The key characteristics of Gothic Revival, such as towers, steeples, and Gothic windows, connote qualities of religion and faith for many Christians. ... Church members criticized modern architecture for its “awkward” and “unchurchlike” style. It did not communicate the desired message.
According to the late Mormon architectural historian Paul L. Anderson, “a preference for traditional styles alternated with modern tendencies” in temple design for much of the 20th century. Among the various strains of Modernism, Art Deco was the favorite, since it lent itself to vertical designs and allowed for ornamentation. The Idaho Falls Temple (begun in the late 1930s) strongly resembles certain New York City skyscrapers of the era. By contrast, a rare LDS building in the International Style, the Glendale Ward in California, won a national design award from Architectural Forum magazine, but church leaders were so uncomfortable with the building that they never displayed the certificate.
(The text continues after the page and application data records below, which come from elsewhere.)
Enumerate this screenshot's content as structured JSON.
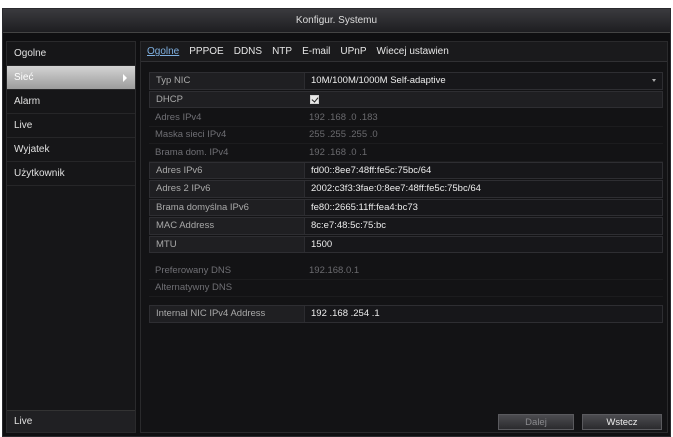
{
  "window": {
    "title": "Konfigur. Systemu"
  },
  "sidebar": {
    "items": [
      {
        "label": "Ogolne"
      },
      {
        "label": "Sieć"
      },
      {
        "label": "Alarm"
      },
      {
        "label": "Live"
      },
      {
        "label": "Wyjatek"
      },
      {
        "label": "Użytkownik"
      }
    ],
    "bottom_label": "Live"
  },
  "tabs": [
    {
      "label": "Ogolne"
    },
    {
      "label": "PPPOE"
    },
    {
      "label": "DDNS"
    },
    {
      "label": "NTP"
    },
    {
      "label": "E-mail"
    },
    {
      "label": "UPnP"
    },
    {
      "label": "Wiecej ustawien"
    }
  ],
  "fields": {
    "typ_nic": {
      "label": "Typ NIC",
      "value": "10M/100M/1000M Self-adaptive"
    },
    "dhcp": {
      "label": "DHCP"
    },
    "adres_ipv4": {
      "label": "Adres IPv4",
      "value": "192 .168 .0    .183"
    },
    "maska": {
      "label": "Maska sieci IPv4",
      "value": "255 .255 .255 .0"
    },
    "brama_ipv4": {
      "label": "Brama dom. IPv4",
      "value": "192 .168 .0    .1"
    },
    "adres_ipv6": {
      "label": "Adres IPv6",
      "value": "fd00::8ee7:48ff:fe5c:75bc/64"
    },
    "adres2_ipv6": {
      "label": "Adres 2 IPv6",
      "value": "2002:c3f3:3fae:0:8ee7:48ff:fe5c:75bc/64"
    },
    "brama_ipv6": {
      "label": "Brama domyślna IPv6",
      "value": "fe80::2665:11ff:fea4:bc73"
    },
    "mac": {
      "label": "MAC Address",
      "value": "8c:e7:48:5c:75:bc"
    },
    "mtu": {
      "label": "MTU",
      "value": "1500"
    },
    "pref_dns": {
      "label": "Preferowany DNS",
      "value": "192.168.0.1"
    },
    "alt_dns": {
      "label": "Alternatywny DNS",
      "value": ""
    },
    "internal_nic": {
      "label": "Internal NIC IPv4 Address",
      "value": "192 .168 .254 .1"
    }
  },
  "buttons": {
    "apply": "Dalej",
    "back": "Wstecz"
  }
}
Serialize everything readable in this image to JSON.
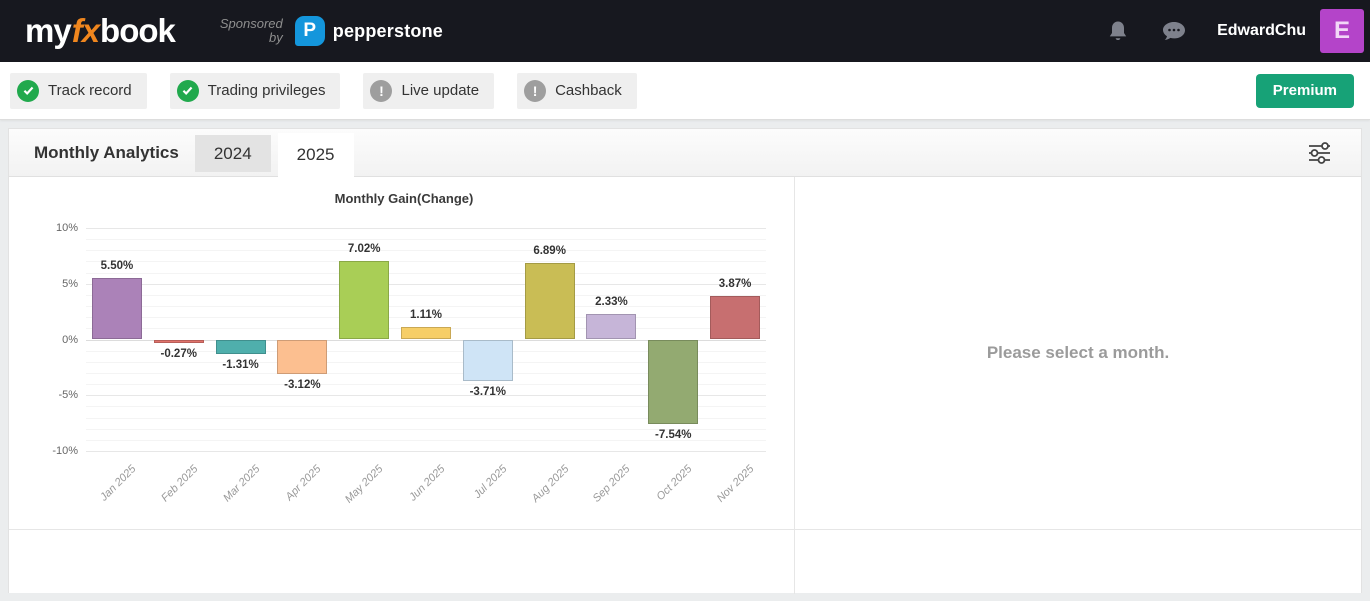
{
  "header": {
    "logo_my": "my",
    "logo_fx": "fx",
    "logo_book": "book",
    "logo_fx_color": "#f0861e",
    "sponsored_line1": "Sponsored",
    "sponsored_line2": "by",
    "sponsor_initial": "P",
    "sponsor_name": "pepperstone",
    "sponsor_brand_color": "#1496dc",
    "username": "EdwardChu",
    "avatar_letter": "E",
    "avatar_color": "#b444c9",
    "navbar_color": "#17181f"
  },
  "status_bar": {
    "badges": [
      {
        "label": "Track record",
        "status": "ok"
      },
      {
        "label": "Trading privileges",
        "status": "ok"
      },
      {
        "label": "Live update",
        "status": "off"
      },
      {
        "label": "Cashback",
        "status": "off"
      }
    ],
    "status_colors": {
      "ok": "#21a94d",
      "off": "#9e9e9e"
    },
    "premium_label": "Premium",
    "premium_color": "#17a277"
  },
  "analytics": {
    "section_title": "Monthly Analytics",
    "tabs": [
      {
        "label": "2024",
        "active": false
      },
      {
        "label": "2025",
        "active": true
      }
    ],
    "placeholder_text": "Please select a month."
  },
  "chart_data": {
    "type": "bar",
    "title": "Monthly Gain(Change)",
    "categories": [
      "Jan 2025",
      "Feb 2025",
      "Mar 2025",
      "Apr 2025",
      "May 2025",
      "Jun 2025",
      "Jul 2025",
      "Aug 2025",
      "Sep 2025",
      "Oct 2025",
      "Nov 2025"
    ],
    "values": [
      5.5,
      -0.27,
      -1.31,
      -3.12,
      7.02,
      1.11,
      -3.71,
      6.89,
      2.33,
      -7.54,
      3.87
    ],
    "value_label_format": "{value}%",
    "colors": [
      "#ab82b8",
      "#e0736c",
      "#4fafac",
      "#fcbf90",
      "#a9ce56",
      "#f6ce67",
      "#cfe4f6",
      "#c9bd55",
      "#c6b5d8",
      "#93aa71",
      "#c76f70"
    ],
    "xlabel": "",
    "ylabel": "",
    "ylim": [
      -10,
      10
    ],
    "y_ticks": [
      10,
      5,
      0,
      -5,
      -10
    ],
    "y_tick_suffix": "%",
    "minor_grid_step": 1,
    "grid": true,
    "legend": false
  }
}
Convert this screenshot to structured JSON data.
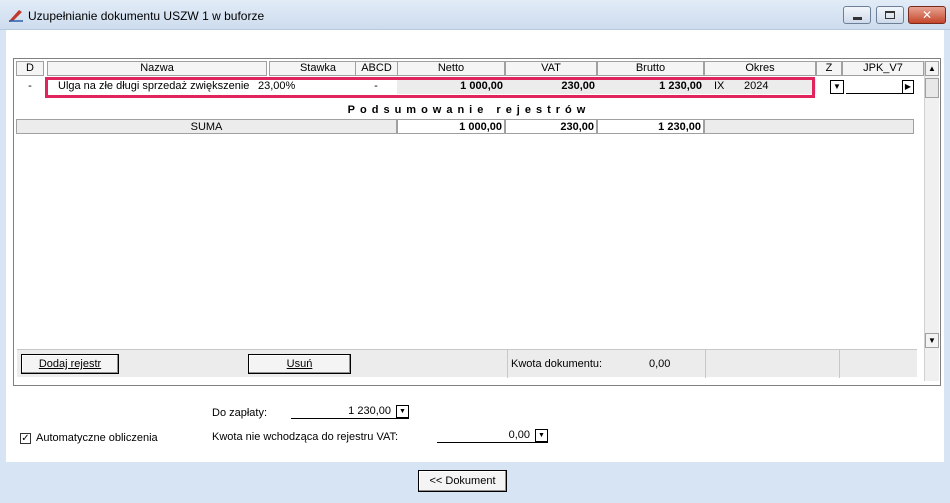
{
  "window": {
    "title": "Uzupełnianie dokumentu USZW 1 w buforze"
  },
  "grid": {
    "headers": [
      "D",
      "Nazwa",
      "Stawka",
      "ABCD",
      "Netto",
      "VAT",
      "Brutto",
      "Okres",
      "Z",
      "JPK_V7"
    ],
    "rows": [
      {
        "d": "-",
        "nazwa": "Ulga na złe długi sprzedaż zwiększenie",
        "stawka": "23,00%",
        "abcd": "-",
        "netto": "1 000,00",
        "vat": "230,00",
        "brutto": "1 230,00",
        "okres_month": "IX",
        "okres_year": "2024"
      }
    ],
    "summary_title": "Podsumowanie rejestrów",
    "summary": {
      "label": "SUMA",
      "netto": "1 000,00",
      "vat": "230,00",
      "brutto": "1 230,00"
    },
    "highlight_color": "#e0245e"
  },
  "bottom": {
    "add_label": "Dodaj rejestr",
    "remove_label": "Usuń",
    "doc_amount_label": "Kwota dokumentu:",
    "doc_amount_value": "0,00"
  },
  "form": {
    "do_zaplaty_label": "Do zapłaty:",
    "do_zaplaty_value": "1 230,00",
    "auto_label": "Automatyczne obliczenia",
    "auto_checked": true,
    "kwota_label": "Kwota nie wchodząca do rejestru VAT:",
    "kwota_value": "0,00"
  },
  "footer": {
    "dokument_label": "<< Dokument"
  }
}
The church grew significantly from the 1940s through the 1980s, a period that coincided, of course, with suburbanization and the rise of car culture in the U.S. Unlike the Salt Lake Temple, which is in Temple Square—the geographic center of Salt Lake City—postwar temples such as Washington, D.C.’s and Oakland’s were located off major roads in the fringes of cities. They rise up shimmering in a driver’s windshield, otherworldly, like the Emerald City of Oz. The lead church architect during much of this period was Emil B. Fetzer, whose populist-modern style is reminiscent of Edward Durrell Stone.
Practical considerations such as the high cost of central urban land and the need to build ancillary structures have no doubt pointed to suburban sites. But Mormon leaders and architects also understand the visual power of a gleaming edifice, taller than anything around it, seen by tens of thousands of passing motorists every day. Through their position, height, scale, and brilliant whiteness, Mormon temples express a sense of confident mystery as well as any buildings in the modern world.
And the Rome temple is no exception. In an ancient city where churches of every shape and century rub shoulders with their neighbors, it stands aloof on the city’s northeastern edge—clearly visible from the Grande Raccordo Anulare, Rome’s beltway.